3. In a vending machine adapted for operation from a source of electrical power having a p-air of terminals, a single, coin operable, single pole, double throw switch having a pair of contacts and a pole piece normally in engagement with one of said contacts but adapted to be momentarily shifted into engagement with the other of said contacts upon deposit of a coin in the machine; a relay having a pair of normally open relay switches and an operating coil for closing said relay switches when the coil is energized; electrically responsive dispensing means A`requiringenergization during an Vinterval of timeV longer than the period of momentary shifting of said coin oper- Y,able switch under the influence of a deposited coin for -vending operation of the machinegrrst electrically Conductive means for'coupling-one of said terminals with Veach of one side of said coil and one side of .saidelectrical'ly responsive means; second electrically conductive Vmeans for coupling the other of said terminals with each of said pole piece of said coin operable switch and one Hside of one of said relay switches; third electrically conductive-meansv coupling said one contact of said coin operable switch with one side of the other of said relay switches; fourth electrically conductive means coupling the other side of said coil with each of the other contact of said coin operable switch and the otherI side of said one relay switch; and fifth electrically conductive means coupling Vthe other side of said other relay switch with the other side of said electrically responsive means.
4. In a machine as set forth in claim 3, wherein said electrically responsive means includes a receptacle dispenser motor having a normally open, motor controlled switch operahly coupled therewith for closure during receptacle dispensing operation of said receptacle dispenser motor and a predetermined interval aftercommencement .of said receptacle dispensing operation; there is provided ,electrically operable, product dispensing control means for controlling the dispensing of a quantity of product into a previously dispensed receptacle; and there are :further provided sixth electrically conductive means for coupling said one terminal with one side of said control soL Vmeans, seventh electrically conductive means for coupling saidtother terminal with one side of said motor controlled switch, and eighth electrically conductive means coupling the other side of said motor controlled switch with the other side of said control means.

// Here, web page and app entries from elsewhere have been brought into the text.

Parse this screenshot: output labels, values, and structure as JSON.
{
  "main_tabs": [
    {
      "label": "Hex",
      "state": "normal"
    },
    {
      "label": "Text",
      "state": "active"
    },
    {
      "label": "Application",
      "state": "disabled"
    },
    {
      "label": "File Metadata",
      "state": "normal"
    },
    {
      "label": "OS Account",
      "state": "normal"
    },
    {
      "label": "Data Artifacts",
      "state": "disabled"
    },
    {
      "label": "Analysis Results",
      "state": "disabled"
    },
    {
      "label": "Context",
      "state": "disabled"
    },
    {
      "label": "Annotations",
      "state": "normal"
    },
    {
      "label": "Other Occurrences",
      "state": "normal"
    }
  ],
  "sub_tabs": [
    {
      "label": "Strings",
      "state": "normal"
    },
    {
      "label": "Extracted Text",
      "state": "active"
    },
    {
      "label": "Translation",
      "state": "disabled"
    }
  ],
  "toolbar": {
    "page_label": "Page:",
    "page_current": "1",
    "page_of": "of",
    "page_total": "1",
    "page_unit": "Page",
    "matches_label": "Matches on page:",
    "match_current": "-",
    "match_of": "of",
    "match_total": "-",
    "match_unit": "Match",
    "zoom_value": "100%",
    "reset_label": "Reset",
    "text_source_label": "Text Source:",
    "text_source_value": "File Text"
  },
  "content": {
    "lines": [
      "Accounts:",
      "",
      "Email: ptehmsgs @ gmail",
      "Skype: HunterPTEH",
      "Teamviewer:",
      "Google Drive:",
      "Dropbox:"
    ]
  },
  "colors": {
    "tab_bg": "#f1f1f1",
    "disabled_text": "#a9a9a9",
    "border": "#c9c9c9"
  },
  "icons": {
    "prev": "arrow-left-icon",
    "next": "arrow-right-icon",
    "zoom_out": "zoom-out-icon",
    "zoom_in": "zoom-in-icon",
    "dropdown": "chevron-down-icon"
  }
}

5. In a machine as set forth in claim 4, wherein said control means includes a timer motor having a normally open, timer switch operably coupled therewith for closure during operation of said timer motor and a predetermined interval after commencement of said operation of said timer motor; there is provided an electricallyactuatable product dispensing valve having an operating solenoid therefor; and there are further provided ninth electrically conductive means for coupling said one terminal with ,one side of said solenoid, tenth electrically conductive means for coupling said other terminal with one Side of said timer switch, and eleventhrelectrically conductive means coupling the other side of said timer switch with the other side of said solenoid.